Plan ahead and save
The best way to save serious dollars on your ski trip is to come prepared. I’ve found that ski clothes including waterproof jackets, gloves, goggles and scarves are often for sale in op shops in more upmarket suburbs like Toorak in Melbourne or Chatswood in Sydney.
In fact, these stores often also carry skis and boots, so shop around and see what you can find. This will save you the expense of hiring these goods on the mountain where prices are a premium. Recently at secondhand shops in Melbourne, I got a Gore-Tex jacket for $15, gloves for $5, and I’ve seen skis sold for $40. Aldi also has an annual stock of ski gear at low prices.

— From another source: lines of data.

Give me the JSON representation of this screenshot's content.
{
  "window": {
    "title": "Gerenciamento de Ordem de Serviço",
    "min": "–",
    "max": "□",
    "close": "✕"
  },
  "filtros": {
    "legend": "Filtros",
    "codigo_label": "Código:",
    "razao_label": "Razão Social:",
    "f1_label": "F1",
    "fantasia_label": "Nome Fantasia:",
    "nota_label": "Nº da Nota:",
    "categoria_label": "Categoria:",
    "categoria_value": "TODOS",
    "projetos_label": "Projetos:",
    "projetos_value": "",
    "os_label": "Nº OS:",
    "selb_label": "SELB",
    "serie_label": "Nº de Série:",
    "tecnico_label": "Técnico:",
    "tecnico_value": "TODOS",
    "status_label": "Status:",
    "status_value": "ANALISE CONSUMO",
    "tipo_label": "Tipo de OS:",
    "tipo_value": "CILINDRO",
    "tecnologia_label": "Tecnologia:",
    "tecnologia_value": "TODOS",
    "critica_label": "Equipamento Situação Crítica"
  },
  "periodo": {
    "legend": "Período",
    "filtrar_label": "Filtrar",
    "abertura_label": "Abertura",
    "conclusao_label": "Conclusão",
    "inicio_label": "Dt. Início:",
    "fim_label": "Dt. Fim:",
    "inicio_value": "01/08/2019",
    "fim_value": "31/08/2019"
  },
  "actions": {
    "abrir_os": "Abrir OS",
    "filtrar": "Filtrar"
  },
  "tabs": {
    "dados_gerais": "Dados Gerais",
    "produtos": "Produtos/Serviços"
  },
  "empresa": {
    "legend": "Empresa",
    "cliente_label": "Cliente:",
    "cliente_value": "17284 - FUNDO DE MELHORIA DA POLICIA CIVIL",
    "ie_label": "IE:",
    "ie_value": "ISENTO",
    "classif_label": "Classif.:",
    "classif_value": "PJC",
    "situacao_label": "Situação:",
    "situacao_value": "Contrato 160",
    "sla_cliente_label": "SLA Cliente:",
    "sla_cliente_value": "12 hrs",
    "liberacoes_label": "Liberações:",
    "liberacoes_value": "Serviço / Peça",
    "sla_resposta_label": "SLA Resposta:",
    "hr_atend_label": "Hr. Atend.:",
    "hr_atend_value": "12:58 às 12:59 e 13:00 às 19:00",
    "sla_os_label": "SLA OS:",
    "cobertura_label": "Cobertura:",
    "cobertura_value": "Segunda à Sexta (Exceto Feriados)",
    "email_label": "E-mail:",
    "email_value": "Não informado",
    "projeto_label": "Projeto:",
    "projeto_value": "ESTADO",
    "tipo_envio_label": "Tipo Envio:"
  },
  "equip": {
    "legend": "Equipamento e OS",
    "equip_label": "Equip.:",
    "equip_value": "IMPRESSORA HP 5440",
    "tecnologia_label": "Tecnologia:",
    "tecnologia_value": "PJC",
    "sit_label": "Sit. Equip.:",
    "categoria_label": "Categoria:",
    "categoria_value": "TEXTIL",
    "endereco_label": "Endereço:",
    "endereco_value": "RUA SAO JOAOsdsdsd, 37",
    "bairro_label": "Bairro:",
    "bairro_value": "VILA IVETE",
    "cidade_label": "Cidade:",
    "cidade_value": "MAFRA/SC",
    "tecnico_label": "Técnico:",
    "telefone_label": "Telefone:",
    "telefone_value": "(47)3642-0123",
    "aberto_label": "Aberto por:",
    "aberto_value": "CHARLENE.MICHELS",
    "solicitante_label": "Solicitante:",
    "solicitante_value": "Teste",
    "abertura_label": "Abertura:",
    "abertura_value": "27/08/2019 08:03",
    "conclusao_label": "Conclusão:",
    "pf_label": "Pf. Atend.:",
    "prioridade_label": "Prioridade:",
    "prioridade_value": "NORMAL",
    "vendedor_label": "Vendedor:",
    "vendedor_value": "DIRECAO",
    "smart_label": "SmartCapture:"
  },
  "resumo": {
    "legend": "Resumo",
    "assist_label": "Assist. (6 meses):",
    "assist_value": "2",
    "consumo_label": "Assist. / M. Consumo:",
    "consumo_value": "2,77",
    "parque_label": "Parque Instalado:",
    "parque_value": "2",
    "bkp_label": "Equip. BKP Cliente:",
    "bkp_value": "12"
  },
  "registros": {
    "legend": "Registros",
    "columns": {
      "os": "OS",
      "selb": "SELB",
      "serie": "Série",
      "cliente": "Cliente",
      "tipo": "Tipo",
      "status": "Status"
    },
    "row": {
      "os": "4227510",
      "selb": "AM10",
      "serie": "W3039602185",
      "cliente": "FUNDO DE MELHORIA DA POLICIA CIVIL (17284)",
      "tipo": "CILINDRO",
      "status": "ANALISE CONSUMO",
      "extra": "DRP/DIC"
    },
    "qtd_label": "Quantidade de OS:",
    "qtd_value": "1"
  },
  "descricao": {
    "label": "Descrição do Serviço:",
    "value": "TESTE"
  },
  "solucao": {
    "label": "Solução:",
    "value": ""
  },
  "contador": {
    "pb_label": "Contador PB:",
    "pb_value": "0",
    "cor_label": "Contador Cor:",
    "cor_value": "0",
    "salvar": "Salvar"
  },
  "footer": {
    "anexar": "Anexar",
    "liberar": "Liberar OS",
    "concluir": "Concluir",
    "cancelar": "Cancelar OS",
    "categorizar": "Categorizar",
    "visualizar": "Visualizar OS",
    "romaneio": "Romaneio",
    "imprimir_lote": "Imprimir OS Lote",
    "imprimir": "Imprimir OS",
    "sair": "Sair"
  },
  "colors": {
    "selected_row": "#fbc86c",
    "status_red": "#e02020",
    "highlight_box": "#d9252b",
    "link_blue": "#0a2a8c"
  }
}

If you can’t find what you’re looking for secondhand, consider also hiring your gear before you leave for your trip – you’ll find everything is way cheaper off the mountain.
Nathan Fenton, online and marketing officer for Falls Creek resort, says if you plan to visit the snowfields more than once in a season you can also save a lot on lift passes and resort entry by purchasing a season pass during discount periods.
“A Falls Creek Season permit (access to the slopes and carpark) costs just $290 during the early bird sale period, which is around the same price as a six-day pass on the gate. The ‘hero pass’ is also one of the best deals in the country, giving season-long ski lift access to both Falls Creek and Mount Hotham in 2015 for under $750 in its sale period,” he says.
Scope out the best deals
You don’t need to limit yourself to skiing at premium resorts such as Perisher, Falls Creek or Mount Buller.
Other resorts like Mount Baw Baw and Thredbo offer much cheaper lift tickets and accommodation options and often still provide excellent skiing opportunities, depending on the amount of snow in any given season.
Thredbo, for example, is offering 20% off lift tickets and gear rental if organised seven days in advance. Thredbo is also the only ski resort in Australia with a YHA hostel where rates start at around $60 a night.
Nadia Fadel, who runs the Thredbo YHA, says one of the big advantages of staying in a communal hostel is that you cook your own meals. The YHA is located within the Thredbo Resort and “only a few minutes from the Kosciuszko express chairlift, which means many of our guests choose to wander back to the hostel and make use of the communal facilities for lunch and a break in the middle of their day,” says Fadel.
Sleep off the mountain
While there is nothing quite like the feeling of being able to ski home to your hostel at the end of the day, there’s no doubt that finding alternative accommodation off the mountain is a much more affordable way to go. All-inclusive trips also allow you to plan everything upfront so you can remain within budget.
You can book an all-inclusive self-drive ski weekend at the Jindabyne Sports and Recreation Camp that covers accommodation, ski gear hire, park entry and lift tickets. Prices are $601 for the entire weekend or $252 for meals and accommodation only. These deals are only available on specific weekends and must be booked in advance.
According to Steve Manning, centre manager of the Jindabyne Sports and Recreation Centre, the all-inclusive option such as self-drive ski weekends that include accommodation, meals, ski hire, lift tickets, lessons and park entry is the best value available in the ski fields.
“Skiing in the low season is a less expensive way to visit the snowfields. The ski resorts have also spent quite a bit of money in snow-making so there’s usually excellent snow conditions at both ends of the season,” he says.
You don’t need to ski every day
Lift tickets will be your biggest expense on a ski holiday, and there is no way to avoid being slugged with day-ticket prices of up to $130 a day. But you don’t need to go skiing all day, every day to have a great holiday.
There are plenty of other activities available these days in Australian ski resorts – from cross-country skiing in the Bogong high plains, to tobogganing tracks, to breathtaking walks around the national parks, or even just sitting in front of the fire at the ski lodge with a good book and a steaming mug of hot chocolate.